The California Licensed Foresters Association, with a membership responsible for the sustained management of millions of acres of California forestland, represents the common interests of California Registered Professional Foresters.

The Association provides opportunities for continuing education and public outreach to its membership, which includes professionals affiliated with government agencies, private timber companies, consultants, the public, and the academic community.

Governed by an elected Board of Directors, CLFA was established in 1980 after the passage of the landmark California Professional Foresters Law.

Fall Workshop 2014

The Road Network Through Our Forests

September 25 & 26, 2014


Initial Archaeological Class 2014
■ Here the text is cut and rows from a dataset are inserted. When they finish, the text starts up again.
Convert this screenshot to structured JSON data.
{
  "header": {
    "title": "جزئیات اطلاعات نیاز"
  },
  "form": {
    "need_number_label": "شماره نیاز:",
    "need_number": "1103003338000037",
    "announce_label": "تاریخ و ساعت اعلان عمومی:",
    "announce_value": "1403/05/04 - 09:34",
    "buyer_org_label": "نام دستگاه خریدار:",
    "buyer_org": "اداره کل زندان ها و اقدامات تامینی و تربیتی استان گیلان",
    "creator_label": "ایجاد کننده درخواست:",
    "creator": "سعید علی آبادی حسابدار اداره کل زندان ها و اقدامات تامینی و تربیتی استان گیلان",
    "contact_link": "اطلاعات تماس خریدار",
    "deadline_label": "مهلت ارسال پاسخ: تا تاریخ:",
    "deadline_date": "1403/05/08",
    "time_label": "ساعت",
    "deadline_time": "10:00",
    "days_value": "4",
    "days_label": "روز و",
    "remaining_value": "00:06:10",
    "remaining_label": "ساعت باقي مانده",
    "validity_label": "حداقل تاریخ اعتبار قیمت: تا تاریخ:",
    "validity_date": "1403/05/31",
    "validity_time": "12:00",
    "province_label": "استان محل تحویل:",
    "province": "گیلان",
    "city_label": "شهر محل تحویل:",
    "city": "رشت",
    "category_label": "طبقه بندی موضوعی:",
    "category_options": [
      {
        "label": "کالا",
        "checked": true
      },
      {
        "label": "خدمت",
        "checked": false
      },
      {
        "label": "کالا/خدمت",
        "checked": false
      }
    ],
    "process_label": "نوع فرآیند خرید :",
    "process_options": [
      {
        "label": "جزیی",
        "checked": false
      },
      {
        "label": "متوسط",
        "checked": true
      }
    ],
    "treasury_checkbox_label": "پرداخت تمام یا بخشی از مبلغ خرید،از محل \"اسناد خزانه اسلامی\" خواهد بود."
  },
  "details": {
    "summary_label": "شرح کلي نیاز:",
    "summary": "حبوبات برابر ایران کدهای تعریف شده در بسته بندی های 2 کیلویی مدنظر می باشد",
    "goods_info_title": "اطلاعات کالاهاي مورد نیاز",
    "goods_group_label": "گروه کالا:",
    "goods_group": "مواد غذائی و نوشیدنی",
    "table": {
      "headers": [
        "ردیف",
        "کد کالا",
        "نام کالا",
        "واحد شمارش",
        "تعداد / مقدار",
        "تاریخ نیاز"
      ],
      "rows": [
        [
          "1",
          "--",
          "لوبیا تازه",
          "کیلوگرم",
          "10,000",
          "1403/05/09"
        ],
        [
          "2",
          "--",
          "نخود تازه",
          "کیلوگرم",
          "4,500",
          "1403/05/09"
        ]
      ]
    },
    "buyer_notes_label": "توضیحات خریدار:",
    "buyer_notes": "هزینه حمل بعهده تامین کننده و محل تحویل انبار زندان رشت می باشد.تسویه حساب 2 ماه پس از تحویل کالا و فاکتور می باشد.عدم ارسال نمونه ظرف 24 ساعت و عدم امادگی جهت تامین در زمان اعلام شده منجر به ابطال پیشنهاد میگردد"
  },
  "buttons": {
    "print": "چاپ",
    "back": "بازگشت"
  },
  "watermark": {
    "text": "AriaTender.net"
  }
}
Archaeological Refresher Classes 2014


RPF Exam Preparation Seminar

November 14, 2014!

With less than 50% average pass rate, are you prepared?


June 2014
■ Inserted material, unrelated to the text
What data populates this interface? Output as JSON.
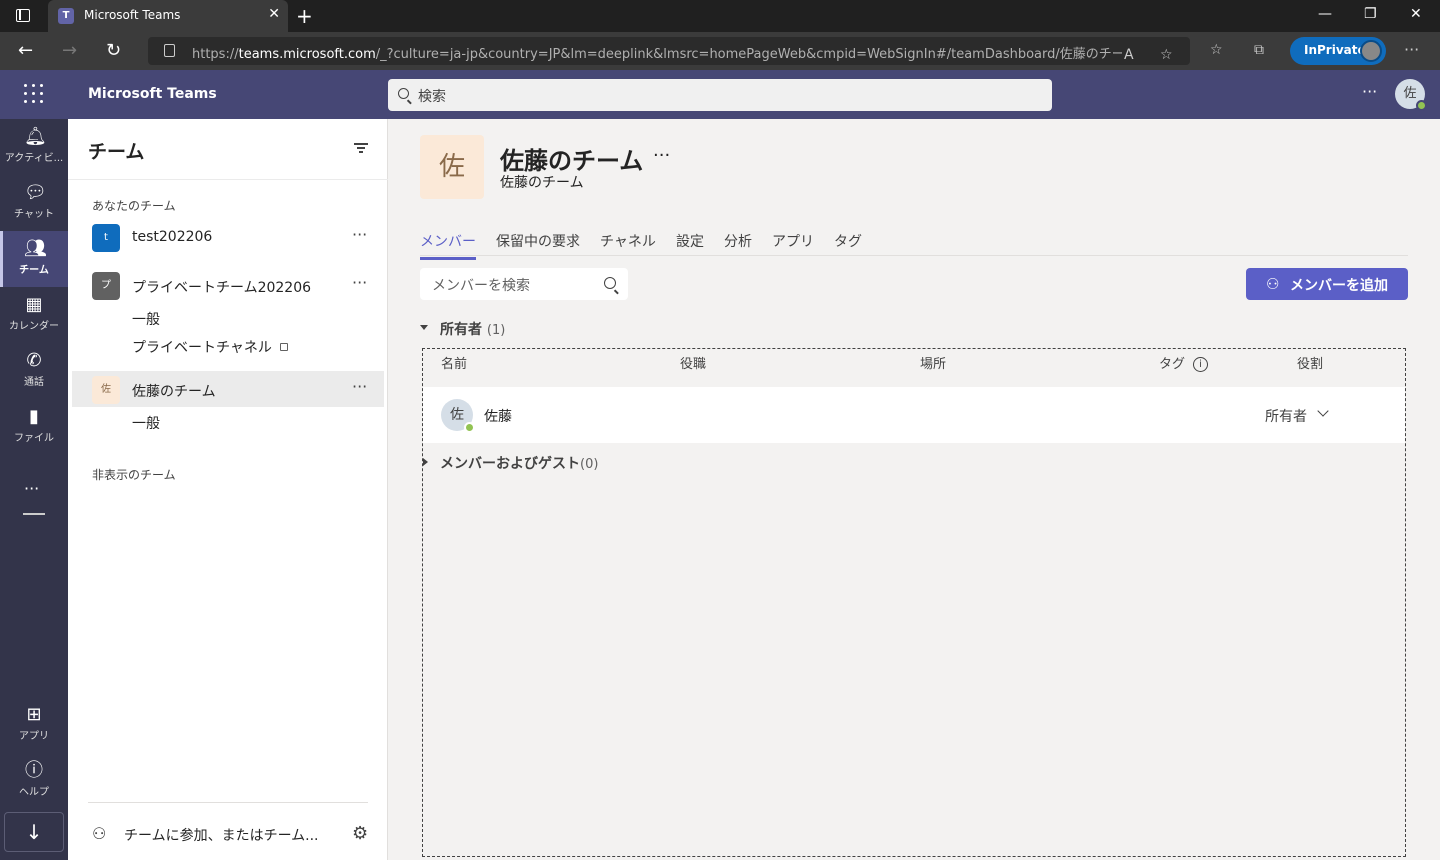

I’ve been spending a lot of time in Sacramento lately. It isn’t the first place that comes to mind when you think of where you would find a forester in the middle of the work week. Now, there is an urban forestry program surrounding the Capitol that has some RPFs engaged in planting and growing trees, but most RPFs in Sacramento are engaged in the policy and legislative initiatives that govern how the State’s forestlands are man-aged. I’m continually impressed by the advocacy efforts of volunteer CLFA representatives in these discussions.

CLFA members are collectively responsible for the sustained management of millions of acres of California forestland. That gives us a lot at stake in these discussions, but also provides us with many experts that we can rely on for advice on how current programs are being implemented on the ground, and the effect any proposed changes may have. That wealth of expertise within CLFA gives us a strong voice and gains us an invitation to participate in these conversations. The professionalism and sound counsel provided by your CLFA representatives lets us stay engaged, both formally and informally, throughout the process.

Through a number of member volunteers and a single paid advocate, CLFA has developed positive relationships with a number of agencies and organizations. Just in the last week CLFA representatives have been involved in conversations with legislative staff regarding proposed fire hazard reduction legislation, with California Department of Fish and Wildlife staff regarding concerns about the Working Forest Management Plan, with Water Quality staff regarding potential opportunities to educate RPFs about mitigating water drafting impacts during the current drought, with the Associated California Loggers regarding their concerns about the fuzzy line between RPF and LTO responsibility, and with representatives from environmental organizations on how to incentivize small landowners to manage their forests. This is all behind the scenes and in addition to the standard activities you will read about elsewhere in this newsletter.

The work that many of you are doing in the woods is also a big asset to CLFA’s efforts in Sacramento. Without your honesty, integrity, and high standards of adhering to the Forest Practice Rules, we would not be able to deflect the constant concern that RPFs will abuse their authority if given too much discretion. I’m grateful to your constant efforts that allow us to speak with pride about the good work being performed by California’s licensed, professional foresters.

CLFA is dedicated to maintaining a presence in Sacramento to assure that you will continue to have the tools to manage the State’s timberlands. We are also working on a number of efforts to give RPFs new ways of engaging with California’s timberland owners such as the Working Forest Management Plan and our push for small landowner regulatory relief. We are here so you don’t have to be, but if you get the chance to come participate in some of CLFA’s efforts in Sacramento, please do so. You will be surprised just how much forestry is going on here.

Kevin Conway, CLFA President